(App and web page records)
-- Opening Marker --
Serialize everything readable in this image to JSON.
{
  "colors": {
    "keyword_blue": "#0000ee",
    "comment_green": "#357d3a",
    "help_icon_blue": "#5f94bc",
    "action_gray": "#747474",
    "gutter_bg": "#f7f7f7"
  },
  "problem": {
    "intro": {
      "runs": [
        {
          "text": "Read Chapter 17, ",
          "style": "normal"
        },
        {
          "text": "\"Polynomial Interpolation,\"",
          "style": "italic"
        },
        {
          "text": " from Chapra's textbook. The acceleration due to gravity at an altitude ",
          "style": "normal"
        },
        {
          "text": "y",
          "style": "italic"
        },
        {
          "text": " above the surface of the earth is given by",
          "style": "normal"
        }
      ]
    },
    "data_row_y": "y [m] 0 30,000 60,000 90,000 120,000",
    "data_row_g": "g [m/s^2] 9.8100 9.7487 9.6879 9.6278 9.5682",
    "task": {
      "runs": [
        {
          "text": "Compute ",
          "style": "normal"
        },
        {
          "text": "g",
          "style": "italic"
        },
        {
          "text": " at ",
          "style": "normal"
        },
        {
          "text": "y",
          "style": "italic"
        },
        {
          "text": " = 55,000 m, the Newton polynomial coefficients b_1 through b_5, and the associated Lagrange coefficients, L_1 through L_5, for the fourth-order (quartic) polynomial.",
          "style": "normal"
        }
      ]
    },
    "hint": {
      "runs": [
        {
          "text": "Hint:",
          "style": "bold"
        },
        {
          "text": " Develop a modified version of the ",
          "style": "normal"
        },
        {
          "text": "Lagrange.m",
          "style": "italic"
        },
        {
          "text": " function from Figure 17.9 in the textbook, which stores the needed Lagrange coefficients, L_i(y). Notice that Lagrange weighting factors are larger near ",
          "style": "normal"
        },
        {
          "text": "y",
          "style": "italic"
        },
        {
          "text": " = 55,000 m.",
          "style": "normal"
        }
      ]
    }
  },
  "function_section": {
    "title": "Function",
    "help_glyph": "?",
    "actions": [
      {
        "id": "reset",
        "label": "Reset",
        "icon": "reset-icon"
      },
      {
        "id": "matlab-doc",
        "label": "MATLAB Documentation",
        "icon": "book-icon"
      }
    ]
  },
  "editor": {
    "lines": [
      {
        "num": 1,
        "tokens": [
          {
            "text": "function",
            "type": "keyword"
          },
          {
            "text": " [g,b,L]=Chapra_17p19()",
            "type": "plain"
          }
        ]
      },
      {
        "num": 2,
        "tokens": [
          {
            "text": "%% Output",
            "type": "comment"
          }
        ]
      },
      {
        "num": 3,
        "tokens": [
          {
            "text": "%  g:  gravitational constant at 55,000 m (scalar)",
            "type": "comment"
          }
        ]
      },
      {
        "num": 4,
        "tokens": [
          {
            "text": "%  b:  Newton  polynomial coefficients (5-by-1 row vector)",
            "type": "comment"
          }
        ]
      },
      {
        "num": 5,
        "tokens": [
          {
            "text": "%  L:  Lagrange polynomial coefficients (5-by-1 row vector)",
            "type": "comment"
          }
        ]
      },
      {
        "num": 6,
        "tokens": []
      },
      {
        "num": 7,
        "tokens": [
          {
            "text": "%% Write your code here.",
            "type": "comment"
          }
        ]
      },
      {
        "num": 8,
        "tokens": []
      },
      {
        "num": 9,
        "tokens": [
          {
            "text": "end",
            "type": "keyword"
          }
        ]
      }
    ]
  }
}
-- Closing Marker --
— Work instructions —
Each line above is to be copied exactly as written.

— Response to the task —
Serialize everything readable in this image to JSON.
{
  "colors": {
    "keyword_blue": "#0000ee",
    "comment_green": "#357d3a",
    "help_icon_blue": "#5f94bc",
    "action_gray": "#747474",
    "gutter_bg": "#f7f7f7"
  },
  "problem": {
    "intro": {
      "runs": [
        {
          "text": "Read Chapter 17, ",
          "style": "normal"
        },
        {
          "text": "\"Polynomial Interpolation,\"",
          "style": "italic"
        },
        {
          "text": " from Chapra's textbook. The acceleration due to gravity at an altitude ",
          "style": "normal"
        },
        {
          "text": "y",
          "style": "italic"
        },
        {
          "text": " above the surface of the earth is given by",
          "style": "normal"
        }
      ]
    },
    "data_row_y": "y [m] 0 30,000 60,000 90,000 120,000",
    "data_row_g": "g [m/s^2] 9.8100 9.7487 9.6879 9.6278 9.5682",
    "task": {
      "runs": [
        {
          "text": "Compute ",
          "style": "normal"
        },
        {
          "text": "g",
          "style": "italic"
        },
        {
          "text": " at ",
          "style": "normal"
        },
        {
          "text": "y",
          "style": "italic"
        },
        {
          "text": " = 55,000 m, the Newton polynomial coefficients b_1 through b_5, and the associated Lagrange coefficients, L_1 through L_5, for the fourth-order (quartic) polynomial.",
          "style": "normal"
        }
      ]
    },
    "hint": {
      "runs": [
        {
          "text": "Hint:",
          "style": "bold"
        },
        {
          "text": " Develop a modified version of the ",
          "style": "normal"
        },
        {
          "text": "Lagrange.m",
          "style": "italic"
        },
        {
          "text": " function from Figure 17.9 in the textbook, which stores the needed Lagrange coefficients, L_i(y). Notice that Lagrange weighting factors are larger near ",
          "style": "normal"
        },
        {
          "text": "y",
          "style": "italic"
        },
        {
          "text": " = 55,000 m.",
          "style": "normal"
        }
      ]
    }
  },
  "function_section": {
    "title": "Function",
    "help_glyph": "?",
    "actions": [
      {
        "id": "reset",
        "label": "Reset",
        "icon": "reset-icon"
      },
      {
        "id": "matlab-doc",
        "label": "MATLAB Documentation",
        "icon": "book-icon"
      }
    ]
  },
  "editor": {
    "lines": [
      {
        "num": 1,
        "tokens": [
          {
            "text": "function",
            "type": "keyword"
          },
          {
            "text": " [g,b,L]=Chapra_17p19()",
            "type": "plain"
          }
        ]
      },
      {
        "num": 2,
        "tokens": [
          {
            "text": "%% Output",
            "type": "comment"
          }
        ]
      },
      {
        "num": 3,
        "tokens": [
          {
            "text": "%  g:  gravitational constant at 55,000 m (scalar)",
            "type": "comment"
          }
        ]
      },
      {
        "num": 4,
        "tokens": [
          {
            "text": "%  b:  Newton  polynomial coefficients (5-by-1 row vector)",
            "type": "comment"
          }
        ]
      },
      {
        "num": 5,
        "tokens": [
          {
            "text": "%  L:  Lagrange polynomial coefficients (5-by-1 row vector)",
            "type": "comment"
          }
        ]
      },
      {
        "num": 6,
        "tokens": []
      },
      {
        "num": 7,
        "tokens": [
          {
            "text": "%% Write your code here.",
            "type": "comment"
          }
        ]
      },
      {
        "num": 8,
        "tokens": []
      },
      {
        "num": 9,
        "tokens": [
          {
            "text": "end",
            "type": "keyword"
          }
        ]
      }
    ]
  }
}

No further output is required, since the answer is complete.